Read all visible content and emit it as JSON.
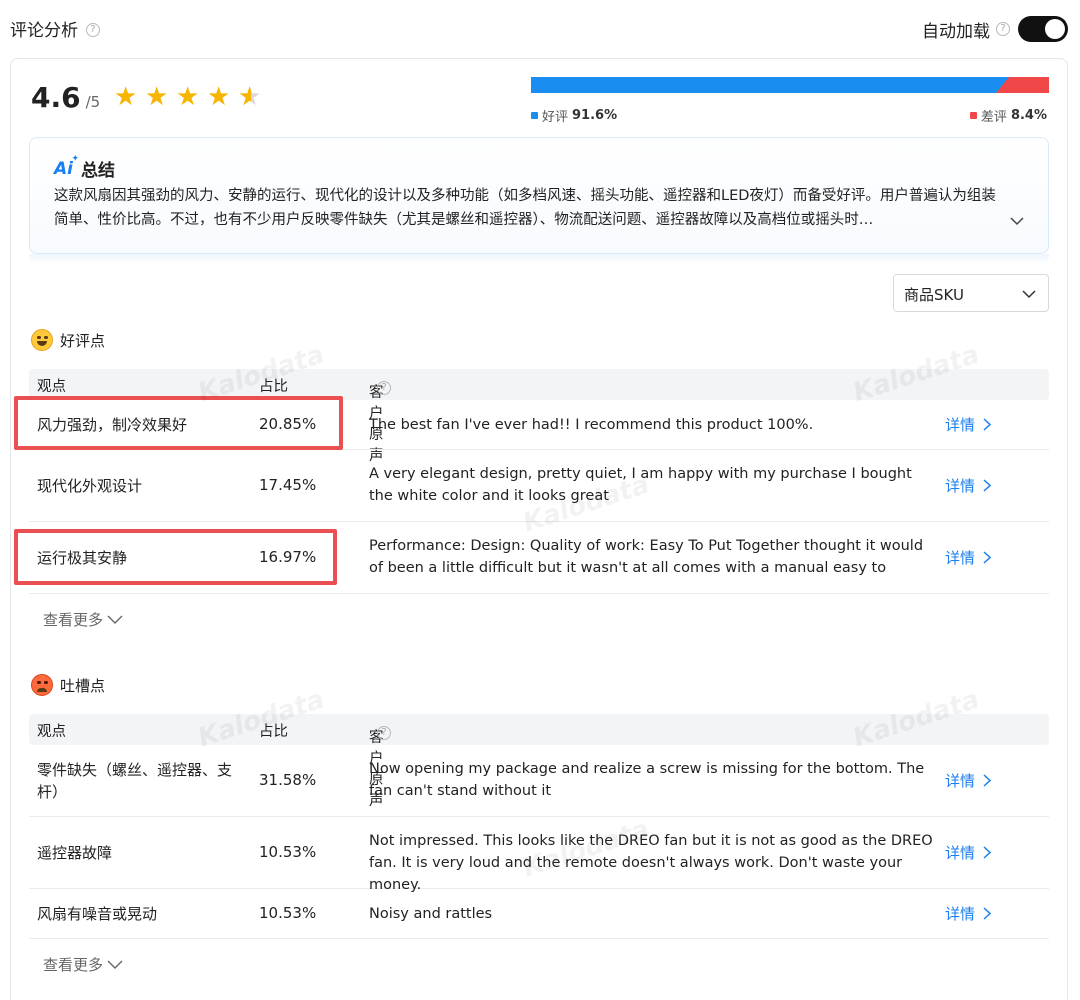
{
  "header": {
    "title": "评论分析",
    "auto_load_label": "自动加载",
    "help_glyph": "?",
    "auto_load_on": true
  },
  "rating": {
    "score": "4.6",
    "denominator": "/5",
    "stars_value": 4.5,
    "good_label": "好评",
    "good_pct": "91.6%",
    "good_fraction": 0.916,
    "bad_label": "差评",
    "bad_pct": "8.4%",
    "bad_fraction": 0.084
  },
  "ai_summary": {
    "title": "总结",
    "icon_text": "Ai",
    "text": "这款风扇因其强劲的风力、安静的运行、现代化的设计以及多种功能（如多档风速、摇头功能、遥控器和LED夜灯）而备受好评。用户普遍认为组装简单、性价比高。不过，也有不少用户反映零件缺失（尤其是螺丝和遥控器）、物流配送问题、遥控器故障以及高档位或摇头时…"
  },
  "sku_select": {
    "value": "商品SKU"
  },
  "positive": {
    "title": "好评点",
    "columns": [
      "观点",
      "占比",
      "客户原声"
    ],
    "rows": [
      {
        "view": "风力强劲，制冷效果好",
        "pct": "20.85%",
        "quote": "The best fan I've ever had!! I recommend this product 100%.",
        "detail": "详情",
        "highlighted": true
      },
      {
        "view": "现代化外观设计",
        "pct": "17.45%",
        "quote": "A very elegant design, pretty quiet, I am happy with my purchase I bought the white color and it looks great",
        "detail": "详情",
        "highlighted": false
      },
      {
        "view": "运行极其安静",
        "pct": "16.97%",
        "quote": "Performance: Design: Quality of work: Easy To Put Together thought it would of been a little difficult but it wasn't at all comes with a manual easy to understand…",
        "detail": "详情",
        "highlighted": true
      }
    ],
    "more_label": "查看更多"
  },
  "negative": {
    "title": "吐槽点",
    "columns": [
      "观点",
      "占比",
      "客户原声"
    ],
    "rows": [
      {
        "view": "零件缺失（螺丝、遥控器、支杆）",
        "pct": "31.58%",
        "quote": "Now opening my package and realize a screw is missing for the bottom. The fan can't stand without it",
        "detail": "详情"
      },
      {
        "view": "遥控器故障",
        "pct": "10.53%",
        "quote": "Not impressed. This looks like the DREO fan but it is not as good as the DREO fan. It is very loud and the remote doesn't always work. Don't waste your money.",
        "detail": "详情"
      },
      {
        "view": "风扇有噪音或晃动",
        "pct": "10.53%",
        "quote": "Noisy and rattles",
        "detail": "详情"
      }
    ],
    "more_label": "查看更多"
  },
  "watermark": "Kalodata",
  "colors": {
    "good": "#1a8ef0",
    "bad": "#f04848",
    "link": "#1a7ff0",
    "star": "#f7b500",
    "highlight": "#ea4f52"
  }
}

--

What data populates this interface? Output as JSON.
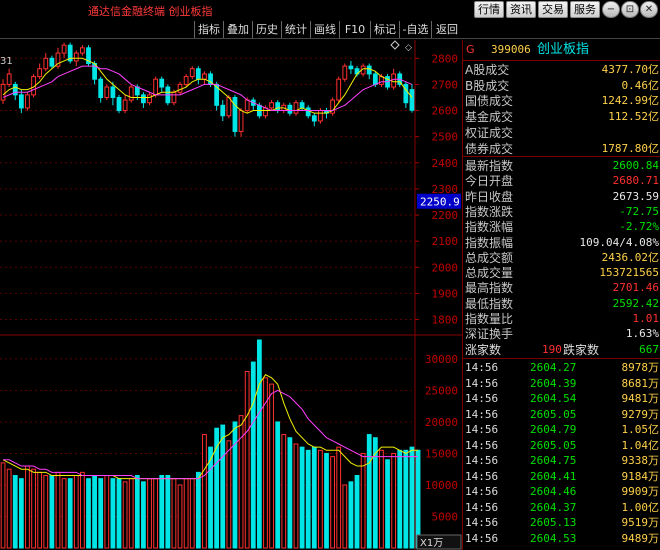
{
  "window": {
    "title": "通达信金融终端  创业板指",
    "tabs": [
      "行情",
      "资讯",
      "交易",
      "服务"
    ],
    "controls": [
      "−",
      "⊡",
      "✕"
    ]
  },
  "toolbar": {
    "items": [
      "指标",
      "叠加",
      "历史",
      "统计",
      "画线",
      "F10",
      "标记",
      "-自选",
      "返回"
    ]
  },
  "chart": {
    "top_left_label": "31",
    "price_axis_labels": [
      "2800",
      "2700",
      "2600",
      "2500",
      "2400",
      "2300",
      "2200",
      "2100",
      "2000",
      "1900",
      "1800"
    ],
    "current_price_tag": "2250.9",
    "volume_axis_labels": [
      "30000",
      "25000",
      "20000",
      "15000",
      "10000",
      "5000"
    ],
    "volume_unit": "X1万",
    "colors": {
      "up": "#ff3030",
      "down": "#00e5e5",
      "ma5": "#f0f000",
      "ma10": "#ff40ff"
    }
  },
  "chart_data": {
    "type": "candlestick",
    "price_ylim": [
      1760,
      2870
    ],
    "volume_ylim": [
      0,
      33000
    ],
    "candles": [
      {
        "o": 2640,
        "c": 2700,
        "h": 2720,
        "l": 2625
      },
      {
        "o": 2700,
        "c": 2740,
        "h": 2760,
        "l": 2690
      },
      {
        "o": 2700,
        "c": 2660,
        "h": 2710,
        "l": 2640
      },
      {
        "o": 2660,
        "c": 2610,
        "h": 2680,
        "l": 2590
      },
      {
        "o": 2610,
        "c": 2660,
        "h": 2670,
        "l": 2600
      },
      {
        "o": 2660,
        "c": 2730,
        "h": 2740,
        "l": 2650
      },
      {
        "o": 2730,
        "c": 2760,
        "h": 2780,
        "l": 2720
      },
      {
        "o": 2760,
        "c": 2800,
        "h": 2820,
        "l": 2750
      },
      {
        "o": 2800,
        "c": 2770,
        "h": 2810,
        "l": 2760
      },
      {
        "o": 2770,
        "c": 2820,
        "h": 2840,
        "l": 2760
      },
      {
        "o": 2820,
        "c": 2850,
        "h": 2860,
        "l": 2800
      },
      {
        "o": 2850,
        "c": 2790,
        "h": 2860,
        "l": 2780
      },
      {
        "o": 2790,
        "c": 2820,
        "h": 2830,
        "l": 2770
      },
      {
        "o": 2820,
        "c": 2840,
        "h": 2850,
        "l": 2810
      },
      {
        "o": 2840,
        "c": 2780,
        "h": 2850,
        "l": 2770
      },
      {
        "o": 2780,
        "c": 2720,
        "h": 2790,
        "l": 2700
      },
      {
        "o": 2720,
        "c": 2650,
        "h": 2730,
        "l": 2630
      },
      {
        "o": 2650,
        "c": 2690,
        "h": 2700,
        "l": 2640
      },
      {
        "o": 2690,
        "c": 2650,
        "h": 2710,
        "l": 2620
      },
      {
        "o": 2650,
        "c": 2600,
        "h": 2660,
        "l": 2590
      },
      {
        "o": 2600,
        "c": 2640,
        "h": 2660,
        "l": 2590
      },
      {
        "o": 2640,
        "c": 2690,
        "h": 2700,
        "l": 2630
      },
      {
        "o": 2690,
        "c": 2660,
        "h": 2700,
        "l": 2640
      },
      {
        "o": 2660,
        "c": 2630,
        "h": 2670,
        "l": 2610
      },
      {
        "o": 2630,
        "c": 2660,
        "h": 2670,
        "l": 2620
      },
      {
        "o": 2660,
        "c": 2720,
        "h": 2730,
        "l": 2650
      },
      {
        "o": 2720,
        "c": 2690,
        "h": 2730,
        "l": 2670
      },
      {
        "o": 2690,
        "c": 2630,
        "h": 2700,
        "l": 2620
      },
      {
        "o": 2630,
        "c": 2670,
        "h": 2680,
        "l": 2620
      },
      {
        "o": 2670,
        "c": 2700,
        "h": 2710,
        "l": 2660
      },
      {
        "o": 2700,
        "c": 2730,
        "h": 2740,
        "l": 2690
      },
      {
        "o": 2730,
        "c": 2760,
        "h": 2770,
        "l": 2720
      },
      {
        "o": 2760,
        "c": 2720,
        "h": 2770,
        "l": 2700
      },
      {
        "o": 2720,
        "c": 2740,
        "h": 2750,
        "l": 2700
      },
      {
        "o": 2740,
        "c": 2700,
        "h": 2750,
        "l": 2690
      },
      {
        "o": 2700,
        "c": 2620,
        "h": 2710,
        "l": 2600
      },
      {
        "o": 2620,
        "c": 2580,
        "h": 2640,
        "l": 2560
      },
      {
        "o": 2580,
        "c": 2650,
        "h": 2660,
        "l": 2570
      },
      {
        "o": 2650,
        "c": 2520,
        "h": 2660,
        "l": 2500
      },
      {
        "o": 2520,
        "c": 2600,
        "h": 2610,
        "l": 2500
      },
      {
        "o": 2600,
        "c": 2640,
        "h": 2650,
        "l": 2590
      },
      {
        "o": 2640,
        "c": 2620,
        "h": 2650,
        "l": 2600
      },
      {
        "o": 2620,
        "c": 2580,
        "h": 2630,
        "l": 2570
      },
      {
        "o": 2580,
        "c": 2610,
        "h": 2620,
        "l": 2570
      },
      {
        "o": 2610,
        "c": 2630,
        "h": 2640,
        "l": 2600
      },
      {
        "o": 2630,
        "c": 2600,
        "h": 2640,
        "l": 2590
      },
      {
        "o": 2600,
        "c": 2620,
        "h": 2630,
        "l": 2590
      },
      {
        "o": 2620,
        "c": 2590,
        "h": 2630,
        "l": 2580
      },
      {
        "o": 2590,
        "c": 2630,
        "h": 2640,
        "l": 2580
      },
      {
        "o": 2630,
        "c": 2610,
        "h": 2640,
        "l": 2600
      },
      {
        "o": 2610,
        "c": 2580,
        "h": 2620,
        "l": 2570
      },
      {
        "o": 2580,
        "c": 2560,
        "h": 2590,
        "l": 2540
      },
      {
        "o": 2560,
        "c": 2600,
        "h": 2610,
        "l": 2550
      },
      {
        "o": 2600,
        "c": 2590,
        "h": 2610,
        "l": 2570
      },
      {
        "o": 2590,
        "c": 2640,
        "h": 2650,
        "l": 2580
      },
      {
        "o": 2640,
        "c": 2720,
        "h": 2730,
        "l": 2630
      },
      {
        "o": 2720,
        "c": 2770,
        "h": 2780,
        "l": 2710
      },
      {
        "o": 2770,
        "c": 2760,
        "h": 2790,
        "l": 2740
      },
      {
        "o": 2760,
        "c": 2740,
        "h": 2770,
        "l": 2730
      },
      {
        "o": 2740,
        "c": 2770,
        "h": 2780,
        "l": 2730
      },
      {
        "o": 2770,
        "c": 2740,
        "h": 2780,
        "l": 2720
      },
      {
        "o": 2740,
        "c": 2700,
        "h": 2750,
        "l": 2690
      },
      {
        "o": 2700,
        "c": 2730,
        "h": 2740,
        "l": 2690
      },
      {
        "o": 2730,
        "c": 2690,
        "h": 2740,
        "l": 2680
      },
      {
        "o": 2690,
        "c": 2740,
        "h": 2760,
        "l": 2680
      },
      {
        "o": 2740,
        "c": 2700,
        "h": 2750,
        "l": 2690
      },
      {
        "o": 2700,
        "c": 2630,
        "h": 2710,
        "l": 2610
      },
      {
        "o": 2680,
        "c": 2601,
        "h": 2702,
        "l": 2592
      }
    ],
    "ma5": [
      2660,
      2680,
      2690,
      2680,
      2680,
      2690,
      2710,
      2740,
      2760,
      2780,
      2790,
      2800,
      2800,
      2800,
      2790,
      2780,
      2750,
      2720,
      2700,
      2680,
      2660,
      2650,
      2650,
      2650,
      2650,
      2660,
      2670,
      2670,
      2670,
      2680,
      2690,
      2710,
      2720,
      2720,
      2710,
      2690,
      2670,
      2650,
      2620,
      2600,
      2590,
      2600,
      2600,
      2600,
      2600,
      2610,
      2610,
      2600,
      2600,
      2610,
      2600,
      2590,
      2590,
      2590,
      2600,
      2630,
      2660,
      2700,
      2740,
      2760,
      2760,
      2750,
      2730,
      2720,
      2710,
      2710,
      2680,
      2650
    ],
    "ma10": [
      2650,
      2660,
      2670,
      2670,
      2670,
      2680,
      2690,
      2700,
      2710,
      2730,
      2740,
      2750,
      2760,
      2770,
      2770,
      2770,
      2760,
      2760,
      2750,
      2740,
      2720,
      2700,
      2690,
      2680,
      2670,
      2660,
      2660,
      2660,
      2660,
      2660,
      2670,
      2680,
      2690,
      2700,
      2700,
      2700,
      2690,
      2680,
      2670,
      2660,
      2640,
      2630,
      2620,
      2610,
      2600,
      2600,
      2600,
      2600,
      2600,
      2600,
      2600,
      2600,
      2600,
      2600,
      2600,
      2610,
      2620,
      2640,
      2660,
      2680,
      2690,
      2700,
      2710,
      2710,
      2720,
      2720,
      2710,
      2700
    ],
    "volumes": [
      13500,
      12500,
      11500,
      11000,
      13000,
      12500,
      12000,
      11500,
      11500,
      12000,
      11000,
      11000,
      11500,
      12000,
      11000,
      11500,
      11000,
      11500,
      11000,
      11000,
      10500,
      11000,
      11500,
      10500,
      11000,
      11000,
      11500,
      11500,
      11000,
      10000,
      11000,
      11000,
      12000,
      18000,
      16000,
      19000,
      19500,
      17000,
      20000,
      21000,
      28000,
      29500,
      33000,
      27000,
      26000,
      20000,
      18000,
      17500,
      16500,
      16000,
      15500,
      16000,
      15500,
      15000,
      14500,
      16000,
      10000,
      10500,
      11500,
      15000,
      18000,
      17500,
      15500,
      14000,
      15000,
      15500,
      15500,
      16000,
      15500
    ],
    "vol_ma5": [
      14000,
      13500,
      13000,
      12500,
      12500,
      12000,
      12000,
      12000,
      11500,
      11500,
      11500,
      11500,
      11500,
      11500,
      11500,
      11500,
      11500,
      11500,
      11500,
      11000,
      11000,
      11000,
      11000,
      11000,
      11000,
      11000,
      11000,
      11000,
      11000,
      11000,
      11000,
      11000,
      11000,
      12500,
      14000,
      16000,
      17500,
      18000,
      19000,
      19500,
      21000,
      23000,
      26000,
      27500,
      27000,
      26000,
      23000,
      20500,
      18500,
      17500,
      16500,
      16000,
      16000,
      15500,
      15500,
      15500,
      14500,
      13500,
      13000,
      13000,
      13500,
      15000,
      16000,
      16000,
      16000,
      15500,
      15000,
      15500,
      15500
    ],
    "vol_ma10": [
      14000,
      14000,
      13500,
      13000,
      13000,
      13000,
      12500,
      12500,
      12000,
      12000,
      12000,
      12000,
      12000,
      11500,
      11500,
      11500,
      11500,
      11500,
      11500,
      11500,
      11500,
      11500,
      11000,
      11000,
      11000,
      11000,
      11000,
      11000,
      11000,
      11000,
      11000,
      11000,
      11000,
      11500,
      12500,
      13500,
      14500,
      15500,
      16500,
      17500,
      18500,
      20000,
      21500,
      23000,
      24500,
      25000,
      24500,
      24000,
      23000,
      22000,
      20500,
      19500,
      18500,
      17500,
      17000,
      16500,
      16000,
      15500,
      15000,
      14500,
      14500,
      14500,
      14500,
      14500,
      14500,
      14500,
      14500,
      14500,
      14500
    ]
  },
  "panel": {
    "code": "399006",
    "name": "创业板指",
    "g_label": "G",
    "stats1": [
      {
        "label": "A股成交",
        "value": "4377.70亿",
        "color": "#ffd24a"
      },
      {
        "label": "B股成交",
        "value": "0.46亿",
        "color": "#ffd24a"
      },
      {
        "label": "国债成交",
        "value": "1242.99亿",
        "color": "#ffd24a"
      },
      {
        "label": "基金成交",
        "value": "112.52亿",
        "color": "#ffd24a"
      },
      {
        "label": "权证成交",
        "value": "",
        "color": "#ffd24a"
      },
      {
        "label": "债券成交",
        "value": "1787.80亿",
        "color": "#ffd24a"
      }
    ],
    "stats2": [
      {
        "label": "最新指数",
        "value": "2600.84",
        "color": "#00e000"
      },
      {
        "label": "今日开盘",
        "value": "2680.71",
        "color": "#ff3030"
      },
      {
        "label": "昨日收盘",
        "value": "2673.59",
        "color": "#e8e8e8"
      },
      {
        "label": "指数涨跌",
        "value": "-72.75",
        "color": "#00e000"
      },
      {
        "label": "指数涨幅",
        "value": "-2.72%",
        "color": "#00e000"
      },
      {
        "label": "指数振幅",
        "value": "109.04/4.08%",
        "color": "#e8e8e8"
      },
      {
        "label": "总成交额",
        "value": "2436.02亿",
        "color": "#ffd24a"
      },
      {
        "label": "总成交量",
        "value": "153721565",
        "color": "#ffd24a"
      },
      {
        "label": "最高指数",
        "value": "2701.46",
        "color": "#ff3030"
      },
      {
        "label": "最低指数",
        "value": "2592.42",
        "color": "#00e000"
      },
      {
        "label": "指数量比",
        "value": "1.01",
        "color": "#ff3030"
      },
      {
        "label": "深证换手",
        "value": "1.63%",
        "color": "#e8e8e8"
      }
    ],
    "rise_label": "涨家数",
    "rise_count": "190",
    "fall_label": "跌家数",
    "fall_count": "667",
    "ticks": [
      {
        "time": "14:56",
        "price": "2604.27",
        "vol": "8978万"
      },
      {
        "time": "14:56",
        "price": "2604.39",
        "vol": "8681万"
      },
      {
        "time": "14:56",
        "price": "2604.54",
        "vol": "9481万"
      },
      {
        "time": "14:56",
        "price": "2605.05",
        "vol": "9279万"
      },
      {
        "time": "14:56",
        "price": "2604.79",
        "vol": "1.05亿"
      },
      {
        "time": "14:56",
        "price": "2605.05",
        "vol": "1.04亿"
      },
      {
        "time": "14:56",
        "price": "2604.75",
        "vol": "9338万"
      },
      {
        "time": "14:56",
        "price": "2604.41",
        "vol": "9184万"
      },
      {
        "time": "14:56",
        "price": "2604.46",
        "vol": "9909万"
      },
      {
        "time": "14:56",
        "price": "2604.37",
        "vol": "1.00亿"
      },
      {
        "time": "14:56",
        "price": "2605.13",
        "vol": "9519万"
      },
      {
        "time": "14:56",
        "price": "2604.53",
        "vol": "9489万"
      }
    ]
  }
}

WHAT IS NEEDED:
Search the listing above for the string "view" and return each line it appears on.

ANSWER BOX:
        "view": "风力强劲，制冷效果好",
        "view": "现代化外观设计",
        "view": "运行极其安静",
        "view": "零件缺失（螺丝、遥控器、支杆）",
        "view": "遥控器故障",
        "view": "风扇有噪音或晃动",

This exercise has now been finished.